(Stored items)

※ ※ ※

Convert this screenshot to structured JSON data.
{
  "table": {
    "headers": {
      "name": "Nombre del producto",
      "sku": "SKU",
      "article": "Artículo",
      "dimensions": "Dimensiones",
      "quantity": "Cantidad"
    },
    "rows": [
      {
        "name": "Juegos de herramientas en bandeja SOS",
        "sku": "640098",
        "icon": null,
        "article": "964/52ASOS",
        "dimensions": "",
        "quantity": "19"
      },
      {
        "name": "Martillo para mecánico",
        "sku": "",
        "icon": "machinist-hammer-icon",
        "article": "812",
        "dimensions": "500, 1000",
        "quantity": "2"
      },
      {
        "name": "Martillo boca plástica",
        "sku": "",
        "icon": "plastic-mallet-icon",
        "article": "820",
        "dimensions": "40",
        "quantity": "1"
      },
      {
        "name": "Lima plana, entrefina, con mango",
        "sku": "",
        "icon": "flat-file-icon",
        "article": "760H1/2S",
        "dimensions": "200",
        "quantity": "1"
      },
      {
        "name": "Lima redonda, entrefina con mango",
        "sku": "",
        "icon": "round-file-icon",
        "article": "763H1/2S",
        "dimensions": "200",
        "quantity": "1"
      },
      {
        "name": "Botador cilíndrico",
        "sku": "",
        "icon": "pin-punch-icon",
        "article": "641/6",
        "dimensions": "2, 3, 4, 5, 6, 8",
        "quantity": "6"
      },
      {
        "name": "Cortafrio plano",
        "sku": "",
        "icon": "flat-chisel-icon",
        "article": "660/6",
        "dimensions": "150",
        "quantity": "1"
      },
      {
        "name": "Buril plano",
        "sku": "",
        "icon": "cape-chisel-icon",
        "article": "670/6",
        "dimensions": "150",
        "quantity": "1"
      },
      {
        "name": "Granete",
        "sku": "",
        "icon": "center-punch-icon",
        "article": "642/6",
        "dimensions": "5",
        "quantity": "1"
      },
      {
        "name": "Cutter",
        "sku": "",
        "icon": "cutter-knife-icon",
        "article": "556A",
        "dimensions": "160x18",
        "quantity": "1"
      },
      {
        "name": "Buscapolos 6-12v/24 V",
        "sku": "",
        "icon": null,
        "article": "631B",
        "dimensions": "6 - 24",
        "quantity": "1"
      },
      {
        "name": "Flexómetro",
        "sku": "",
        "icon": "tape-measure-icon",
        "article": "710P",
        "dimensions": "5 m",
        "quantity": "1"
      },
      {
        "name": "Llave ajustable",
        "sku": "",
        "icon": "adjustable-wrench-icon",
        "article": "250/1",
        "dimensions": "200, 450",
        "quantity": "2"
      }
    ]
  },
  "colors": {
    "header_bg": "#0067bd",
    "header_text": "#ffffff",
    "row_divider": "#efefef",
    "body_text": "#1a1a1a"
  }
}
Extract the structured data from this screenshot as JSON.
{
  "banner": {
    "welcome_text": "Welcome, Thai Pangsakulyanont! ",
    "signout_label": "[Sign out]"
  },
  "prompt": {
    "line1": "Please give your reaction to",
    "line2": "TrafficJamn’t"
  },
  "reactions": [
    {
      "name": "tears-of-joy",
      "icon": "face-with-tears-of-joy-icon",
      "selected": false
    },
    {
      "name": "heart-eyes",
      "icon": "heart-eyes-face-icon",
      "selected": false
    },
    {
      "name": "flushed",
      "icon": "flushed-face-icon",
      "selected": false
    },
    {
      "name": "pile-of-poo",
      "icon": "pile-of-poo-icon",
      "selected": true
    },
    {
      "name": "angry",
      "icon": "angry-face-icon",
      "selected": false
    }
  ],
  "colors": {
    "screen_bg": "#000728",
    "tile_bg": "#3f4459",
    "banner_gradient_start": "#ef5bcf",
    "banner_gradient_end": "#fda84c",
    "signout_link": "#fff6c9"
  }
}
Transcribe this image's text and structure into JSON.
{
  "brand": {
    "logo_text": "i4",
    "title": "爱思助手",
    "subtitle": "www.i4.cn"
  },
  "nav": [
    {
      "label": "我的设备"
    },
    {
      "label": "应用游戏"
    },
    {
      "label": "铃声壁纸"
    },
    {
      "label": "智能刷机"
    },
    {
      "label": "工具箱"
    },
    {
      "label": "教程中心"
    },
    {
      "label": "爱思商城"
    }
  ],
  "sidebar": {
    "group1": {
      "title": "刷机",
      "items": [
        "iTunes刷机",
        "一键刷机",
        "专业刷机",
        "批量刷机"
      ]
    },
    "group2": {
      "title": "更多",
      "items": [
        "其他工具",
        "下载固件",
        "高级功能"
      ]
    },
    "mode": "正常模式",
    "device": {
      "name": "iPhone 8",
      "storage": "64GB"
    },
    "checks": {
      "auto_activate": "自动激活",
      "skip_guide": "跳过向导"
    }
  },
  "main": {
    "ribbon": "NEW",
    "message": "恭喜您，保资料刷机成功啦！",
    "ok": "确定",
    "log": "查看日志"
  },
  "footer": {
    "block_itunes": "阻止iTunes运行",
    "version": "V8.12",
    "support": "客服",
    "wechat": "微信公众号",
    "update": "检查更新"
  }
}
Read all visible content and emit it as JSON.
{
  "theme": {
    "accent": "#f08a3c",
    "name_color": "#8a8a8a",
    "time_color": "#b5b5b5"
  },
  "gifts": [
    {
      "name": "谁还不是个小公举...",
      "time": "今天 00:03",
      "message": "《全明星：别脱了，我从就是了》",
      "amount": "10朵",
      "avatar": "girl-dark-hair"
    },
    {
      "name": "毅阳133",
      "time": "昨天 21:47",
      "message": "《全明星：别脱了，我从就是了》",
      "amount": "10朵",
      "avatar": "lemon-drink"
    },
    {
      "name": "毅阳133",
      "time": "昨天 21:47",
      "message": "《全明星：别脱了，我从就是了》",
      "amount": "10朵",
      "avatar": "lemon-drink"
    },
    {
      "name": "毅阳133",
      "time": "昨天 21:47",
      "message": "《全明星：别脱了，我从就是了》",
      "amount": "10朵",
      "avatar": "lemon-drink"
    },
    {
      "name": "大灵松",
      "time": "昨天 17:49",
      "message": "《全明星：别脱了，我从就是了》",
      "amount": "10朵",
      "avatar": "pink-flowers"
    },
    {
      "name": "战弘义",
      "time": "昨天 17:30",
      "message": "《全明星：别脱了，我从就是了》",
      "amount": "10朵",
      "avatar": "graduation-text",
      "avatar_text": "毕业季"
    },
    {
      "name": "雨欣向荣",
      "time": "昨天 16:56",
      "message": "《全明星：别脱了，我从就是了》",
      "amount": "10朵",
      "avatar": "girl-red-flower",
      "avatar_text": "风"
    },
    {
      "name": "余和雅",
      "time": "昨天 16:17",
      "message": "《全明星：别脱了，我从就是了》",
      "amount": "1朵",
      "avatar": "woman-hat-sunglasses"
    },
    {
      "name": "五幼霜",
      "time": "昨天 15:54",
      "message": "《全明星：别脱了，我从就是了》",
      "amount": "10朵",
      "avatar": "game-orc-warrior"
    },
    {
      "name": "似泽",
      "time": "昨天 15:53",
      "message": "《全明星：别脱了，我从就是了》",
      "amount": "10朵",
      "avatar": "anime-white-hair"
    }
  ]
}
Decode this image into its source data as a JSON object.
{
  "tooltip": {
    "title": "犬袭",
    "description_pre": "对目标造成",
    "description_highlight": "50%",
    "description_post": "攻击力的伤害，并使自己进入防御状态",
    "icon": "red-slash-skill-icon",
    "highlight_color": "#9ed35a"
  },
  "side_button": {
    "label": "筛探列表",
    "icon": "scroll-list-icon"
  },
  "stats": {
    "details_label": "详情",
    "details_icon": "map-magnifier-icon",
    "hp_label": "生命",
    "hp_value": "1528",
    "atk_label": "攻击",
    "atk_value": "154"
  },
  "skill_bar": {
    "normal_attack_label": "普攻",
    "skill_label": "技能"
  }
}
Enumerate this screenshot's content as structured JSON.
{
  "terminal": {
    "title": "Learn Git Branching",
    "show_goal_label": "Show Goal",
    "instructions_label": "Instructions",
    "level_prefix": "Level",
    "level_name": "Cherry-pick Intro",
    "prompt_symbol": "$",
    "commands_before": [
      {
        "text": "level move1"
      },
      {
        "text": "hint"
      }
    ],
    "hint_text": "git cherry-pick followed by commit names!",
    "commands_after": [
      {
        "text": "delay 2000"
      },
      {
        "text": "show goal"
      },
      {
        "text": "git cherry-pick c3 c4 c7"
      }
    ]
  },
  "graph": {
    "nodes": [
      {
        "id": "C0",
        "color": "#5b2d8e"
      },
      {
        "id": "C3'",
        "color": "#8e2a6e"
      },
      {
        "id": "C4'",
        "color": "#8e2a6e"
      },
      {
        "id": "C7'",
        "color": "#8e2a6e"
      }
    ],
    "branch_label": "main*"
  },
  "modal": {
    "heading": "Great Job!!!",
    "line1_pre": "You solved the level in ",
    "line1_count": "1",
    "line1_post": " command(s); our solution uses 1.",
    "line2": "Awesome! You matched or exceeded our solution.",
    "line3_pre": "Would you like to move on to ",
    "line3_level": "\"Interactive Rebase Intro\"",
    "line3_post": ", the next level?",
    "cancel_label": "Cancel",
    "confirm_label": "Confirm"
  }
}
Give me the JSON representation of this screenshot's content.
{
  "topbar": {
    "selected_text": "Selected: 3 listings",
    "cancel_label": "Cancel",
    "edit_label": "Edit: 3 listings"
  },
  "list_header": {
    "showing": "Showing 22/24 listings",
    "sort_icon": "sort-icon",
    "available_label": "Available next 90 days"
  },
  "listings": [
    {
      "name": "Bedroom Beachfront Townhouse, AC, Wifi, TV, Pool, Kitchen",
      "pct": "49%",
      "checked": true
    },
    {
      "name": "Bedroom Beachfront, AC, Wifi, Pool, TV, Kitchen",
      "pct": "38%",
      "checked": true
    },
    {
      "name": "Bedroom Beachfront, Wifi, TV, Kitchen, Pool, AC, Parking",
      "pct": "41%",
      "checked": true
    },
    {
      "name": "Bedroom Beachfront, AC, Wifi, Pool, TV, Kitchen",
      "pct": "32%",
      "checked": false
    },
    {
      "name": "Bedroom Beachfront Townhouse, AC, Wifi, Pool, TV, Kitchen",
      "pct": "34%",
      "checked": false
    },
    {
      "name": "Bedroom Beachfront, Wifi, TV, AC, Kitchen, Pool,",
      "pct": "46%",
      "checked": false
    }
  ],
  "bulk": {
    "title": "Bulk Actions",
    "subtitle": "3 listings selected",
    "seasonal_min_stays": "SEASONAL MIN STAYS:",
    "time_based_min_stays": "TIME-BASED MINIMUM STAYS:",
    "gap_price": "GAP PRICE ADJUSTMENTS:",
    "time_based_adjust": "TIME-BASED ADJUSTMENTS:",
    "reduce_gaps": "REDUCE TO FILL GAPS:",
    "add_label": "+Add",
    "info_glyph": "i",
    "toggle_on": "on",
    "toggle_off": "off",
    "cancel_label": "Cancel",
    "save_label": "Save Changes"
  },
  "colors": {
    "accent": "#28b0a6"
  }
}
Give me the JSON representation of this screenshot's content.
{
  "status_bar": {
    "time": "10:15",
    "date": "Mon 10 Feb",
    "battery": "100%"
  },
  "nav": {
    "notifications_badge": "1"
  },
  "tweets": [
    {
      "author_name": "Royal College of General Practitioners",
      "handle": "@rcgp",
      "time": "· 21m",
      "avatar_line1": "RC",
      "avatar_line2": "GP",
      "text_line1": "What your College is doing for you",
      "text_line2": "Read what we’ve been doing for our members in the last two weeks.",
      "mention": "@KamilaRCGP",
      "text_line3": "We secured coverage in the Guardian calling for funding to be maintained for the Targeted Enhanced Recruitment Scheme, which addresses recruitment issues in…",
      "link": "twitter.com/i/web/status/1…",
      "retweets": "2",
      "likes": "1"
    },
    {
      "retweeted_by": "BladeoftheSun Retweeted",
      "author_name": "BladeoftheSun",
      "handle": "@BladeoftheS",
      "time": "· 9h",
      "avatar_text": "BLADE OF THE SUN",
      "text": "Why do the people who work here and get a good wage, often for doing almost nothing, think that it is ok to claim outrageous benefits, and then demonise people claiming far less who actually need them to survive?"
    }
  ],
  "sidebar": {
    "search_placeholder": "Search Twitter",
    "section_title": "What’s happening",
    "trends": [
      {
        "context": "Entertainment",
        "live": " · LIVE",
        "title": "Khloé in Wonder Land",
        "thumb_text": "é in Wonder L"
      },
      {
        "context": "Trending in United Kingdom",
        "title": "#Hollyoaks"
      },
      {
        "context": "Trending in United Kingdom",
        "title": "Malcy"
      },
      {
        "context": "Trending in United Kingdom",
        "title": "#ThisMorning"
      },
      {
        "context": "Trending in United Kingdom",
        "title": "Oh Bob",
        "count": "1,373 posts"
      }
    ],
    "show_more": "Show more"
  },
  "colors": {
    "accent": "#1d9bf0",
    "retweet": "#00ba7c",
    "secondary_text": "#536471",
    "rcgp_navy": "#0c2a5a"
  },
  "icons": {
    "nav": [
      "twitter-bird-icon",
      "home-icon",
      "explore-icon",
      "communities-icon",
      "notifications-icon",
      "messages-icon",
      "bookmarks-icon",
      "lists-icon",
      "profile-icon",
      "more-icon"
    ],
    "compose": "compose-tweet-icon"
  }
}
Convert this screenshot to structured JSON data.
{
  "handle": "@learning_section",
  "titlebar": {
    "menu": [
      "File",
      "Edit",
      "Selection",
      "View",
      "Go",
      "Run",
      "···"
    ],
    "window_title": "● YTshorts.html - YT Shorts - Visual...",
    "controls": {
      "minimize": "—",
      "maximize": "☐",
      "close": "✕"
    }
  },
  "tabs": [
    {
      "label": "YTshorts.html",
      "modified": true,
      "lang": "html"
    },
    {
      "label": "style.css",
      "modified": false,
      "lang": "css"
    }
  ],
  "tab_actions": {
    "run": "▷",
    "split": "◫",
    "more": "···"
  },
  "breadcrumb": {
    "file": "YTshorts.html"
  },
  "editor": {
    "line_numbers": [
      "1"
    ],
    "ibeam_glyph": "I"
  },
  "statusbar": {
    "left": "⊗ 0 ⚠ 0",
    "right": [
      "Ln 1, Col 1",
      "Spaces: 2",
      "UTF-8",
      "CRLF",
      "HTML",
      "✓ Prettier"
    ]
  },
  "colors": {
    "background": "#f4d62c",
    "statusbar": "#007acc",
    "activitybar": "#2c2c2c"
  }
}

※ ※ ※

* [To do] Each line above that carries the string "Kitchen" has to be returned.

* [Solution to the exercise]
      "name": "Bedroom Beachfront Townhouse, AC, Wifi, TV, Pool, Kitchen",
      "name": "Bedroom Beachfront, AC, Wifi, Pool, TV, Kitchen",
      "name": "Bedroom Beachfront, Wifi, TV, Kitchen, Pool, AC, Parking",
      "name": "Bedroom Beachfront, AC, Wifi, Pool, TV, Kitchen",
      "name": "Bedroom Beachfront Townhouse, AC, Wifi, Pool, TV, Kitchen",
      "name": "Bedroom Beachfront, Wifi, TV, AC, Kitchen, Pool,",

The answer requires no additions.